#### Problem details
Count the lines in the entries below that mention the string "Chips", then write that number by itself.

#### Provided information
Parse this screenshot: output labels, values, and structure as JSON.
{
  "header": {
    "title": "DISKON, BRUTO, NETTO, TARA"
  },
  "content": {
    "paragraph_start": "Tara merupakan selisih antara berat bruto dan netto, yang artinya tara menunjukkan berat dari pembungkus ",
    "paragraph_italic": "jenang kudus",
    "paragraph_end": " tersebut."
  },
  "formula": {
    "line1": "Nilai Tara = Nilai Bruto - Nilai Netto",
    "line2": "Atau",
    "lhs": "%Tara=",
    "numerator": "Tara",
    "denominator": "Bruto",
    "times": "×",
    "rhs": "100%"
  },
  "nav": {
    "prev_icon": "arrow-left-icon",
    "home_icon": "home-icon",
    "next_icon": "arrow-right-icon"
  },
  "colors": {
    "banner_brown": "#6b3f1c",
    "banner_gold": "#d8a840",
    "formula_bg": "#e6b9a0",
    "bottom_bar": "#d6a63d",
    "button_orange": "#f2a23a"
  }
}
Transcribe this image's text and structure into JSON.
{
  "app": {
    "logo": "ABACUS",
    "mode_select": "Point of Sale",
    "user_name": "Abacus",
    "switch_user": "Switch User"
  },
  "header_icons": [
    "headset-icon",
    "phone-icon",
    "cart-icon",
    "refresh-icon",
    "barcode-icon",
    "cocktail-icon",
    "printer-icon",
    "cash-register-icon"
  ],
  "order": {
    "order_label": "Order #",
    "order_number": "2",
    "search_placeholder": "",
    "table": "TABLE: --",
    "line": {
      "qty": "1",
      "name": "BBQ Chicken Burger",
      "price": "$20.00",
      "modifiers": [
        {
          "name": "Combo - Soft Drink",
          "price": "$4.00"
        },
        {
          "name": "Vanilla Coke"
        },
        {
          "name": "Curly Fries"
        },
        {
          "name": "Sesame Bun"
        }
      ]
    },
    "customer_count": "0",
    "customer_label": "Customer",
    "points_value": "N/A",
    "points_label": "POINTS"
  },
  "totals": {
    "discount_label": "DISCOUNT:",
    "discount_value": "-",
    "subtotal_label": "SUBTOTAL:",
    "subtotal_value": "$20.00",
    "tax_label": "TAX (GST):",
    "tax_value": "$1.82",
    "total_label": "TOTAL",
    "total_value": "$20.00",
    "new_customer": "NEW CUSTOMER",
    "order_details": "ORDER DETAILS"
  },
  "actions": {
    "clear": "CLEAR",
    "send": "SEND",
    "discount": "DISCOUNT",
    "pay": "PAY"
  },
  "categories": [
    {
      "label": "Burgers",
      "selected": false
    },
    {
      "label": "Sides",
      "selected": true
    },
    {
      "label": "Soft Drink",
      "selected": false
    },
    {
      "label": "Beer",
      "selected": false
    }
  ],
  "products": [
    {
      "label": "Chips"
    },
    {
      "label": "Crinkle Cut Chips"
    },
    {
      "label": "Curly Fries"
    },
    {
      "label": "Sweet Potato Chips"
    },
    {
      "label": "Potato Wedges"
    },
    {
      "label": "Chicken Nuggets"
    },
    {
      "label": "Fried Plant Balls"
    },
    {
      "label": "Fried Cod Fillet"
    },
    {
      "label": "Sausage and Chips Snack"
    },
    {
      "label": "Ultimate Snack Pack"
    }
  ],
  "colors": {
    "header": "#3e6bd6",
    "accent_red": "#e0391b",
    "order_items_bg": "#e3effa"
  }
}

#### Response box
4